* Raw data *

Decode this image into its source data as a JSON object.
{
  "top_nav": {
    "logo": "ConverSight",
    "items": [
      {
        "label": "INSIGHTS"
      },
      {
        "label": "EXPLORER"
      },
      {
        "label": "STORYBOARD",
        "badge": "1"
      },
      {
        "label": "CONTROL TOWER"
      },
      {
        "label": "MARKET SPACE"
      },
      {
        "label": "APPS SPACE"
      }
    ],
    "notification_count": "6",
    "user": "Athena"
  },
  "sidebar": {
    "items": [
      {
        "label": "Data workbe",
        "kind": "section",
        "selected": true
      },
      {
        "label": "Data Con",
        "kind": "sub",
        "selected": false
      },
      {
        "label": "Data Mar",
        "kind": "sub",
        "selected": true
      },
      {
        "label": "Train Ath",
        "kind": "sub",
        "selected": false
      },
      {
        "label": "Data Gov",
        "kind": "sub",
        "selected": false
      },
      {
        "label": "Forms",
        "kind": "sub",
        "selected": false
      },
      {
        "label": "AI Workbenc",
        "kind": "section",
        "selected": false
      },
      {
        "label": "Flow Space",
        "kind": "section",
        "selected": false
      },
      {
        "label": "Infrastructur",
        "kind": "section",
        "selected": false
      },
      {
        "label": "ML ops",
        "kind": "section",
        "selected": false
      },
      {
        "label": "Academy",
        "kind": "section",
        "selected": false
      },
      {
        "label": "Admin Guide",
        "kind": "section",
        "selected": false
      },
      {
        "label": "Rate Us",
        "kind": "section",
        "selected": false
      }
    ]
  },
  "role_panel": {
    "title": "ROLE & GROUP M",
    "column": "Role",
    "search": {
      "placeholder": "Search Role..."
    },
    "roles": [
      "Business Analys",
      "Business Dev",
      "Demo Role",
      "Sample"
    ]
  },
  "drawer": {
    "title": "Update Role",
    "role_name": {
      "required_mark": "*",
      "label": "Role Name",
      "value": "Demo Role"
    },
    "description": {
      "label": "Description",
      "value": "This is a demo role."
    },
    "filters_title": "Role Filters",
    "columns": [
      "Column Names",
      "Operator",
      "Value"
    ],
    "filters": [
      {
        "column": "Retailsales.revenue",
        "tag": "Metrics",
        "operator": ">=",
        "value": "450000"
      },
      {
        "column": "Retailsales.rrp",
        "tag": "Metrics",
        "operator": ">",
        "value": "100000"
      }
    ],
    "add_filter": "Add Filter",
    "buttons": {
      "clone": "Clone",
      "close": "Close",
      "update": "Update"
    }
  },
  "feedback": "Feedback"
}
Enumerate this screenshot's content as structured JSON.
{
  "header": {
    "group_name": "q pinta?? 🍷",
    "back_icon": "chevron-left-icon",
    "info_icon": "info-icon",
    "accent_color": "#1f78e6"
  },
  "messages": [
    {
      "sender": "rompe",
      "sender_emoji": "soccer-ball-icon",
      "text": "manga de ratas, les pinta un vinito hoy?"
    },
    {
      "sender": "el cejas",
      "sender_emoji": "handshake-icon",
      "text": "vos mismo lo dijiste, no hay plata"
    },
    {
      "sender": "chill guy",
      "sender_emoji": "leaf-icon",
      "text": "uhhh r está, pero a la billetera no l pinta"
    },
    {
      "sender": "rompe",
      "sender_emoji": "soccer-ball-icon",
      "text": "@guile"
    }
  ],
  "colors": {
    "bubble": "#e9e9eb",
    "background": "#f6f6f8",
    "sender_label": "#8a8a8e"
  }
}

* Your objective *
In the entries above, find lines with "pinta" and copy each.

* Exercise solution *
    "group_name": "q pinta?? 🍷",
      "text": "manga de ratas, les pinta un vinito hoy?"
      "text": "uhhh r está, pero a la billetera no l pinta"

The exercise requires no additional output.